*** Opening of DATA TO USE ***

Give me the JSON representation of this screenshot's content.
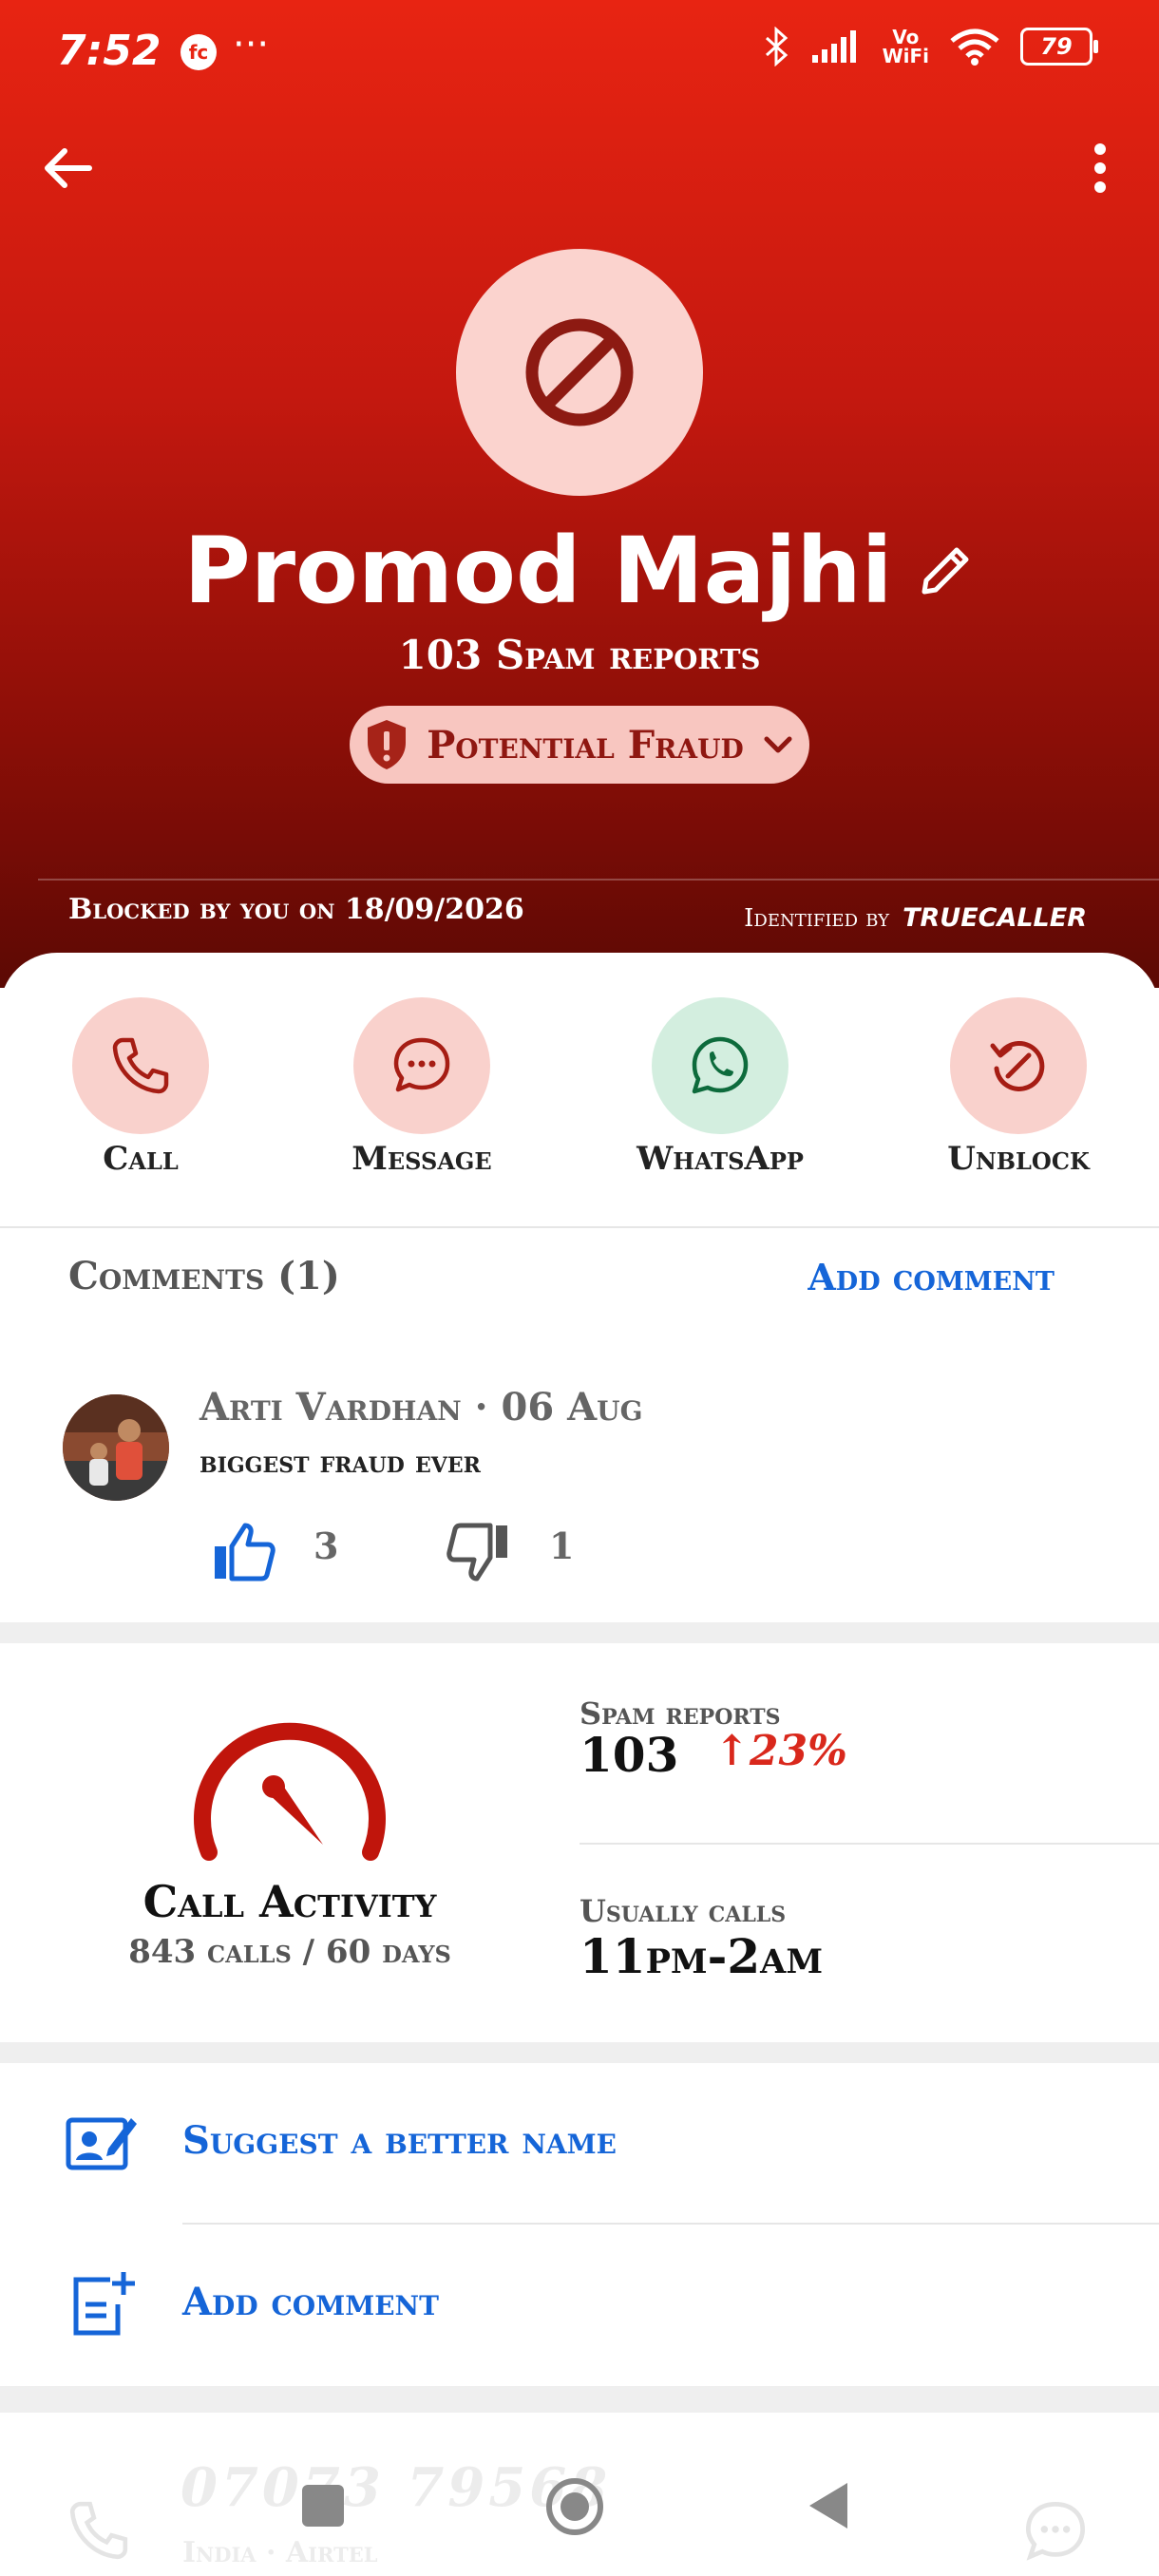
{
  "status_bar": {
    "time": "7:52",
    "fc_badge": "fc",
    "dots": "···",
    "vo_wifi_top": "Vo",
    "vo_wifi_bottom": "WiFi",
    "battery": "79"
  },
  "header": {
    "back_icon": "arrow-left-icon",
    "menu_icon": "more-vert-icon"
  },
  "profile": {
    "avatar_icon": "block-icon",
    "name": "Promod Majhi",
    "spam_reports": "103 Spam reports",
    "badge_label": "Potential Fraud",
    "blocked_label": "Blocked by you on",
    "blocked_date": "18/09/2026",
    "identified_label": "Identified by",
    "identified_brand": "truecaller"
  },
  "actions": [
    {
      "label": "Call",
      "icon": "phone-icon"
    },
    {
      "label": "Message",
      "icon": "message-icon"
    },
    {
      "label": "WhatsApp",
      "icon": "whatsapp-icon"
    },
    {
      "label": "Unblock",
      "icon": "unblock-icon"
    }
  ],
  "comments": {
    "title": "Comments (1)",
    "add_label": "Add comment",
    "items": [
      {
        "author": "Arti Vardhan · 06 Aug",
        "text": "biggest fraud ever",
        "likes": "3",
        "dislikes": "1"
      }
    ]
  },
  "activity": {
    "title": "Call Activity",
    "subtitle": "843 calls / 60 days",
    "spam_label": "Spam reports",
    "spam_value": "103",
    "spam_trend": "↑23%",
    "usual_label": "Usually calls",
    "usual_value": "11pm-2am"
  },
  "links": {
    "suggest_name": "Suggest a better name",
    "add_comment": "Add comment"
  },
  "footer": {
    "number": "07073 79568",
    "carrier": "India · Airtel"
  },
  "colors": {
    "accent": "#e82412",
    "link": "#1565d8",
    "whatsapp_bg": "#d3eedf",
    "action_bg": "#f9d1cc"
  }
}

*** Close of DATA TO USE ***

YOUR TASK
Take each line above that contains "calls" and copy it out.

ANSWER TO THIS EXERCISE
    "subtitle": "843 calls / 60 days",
    "usual_label": "Usually calls",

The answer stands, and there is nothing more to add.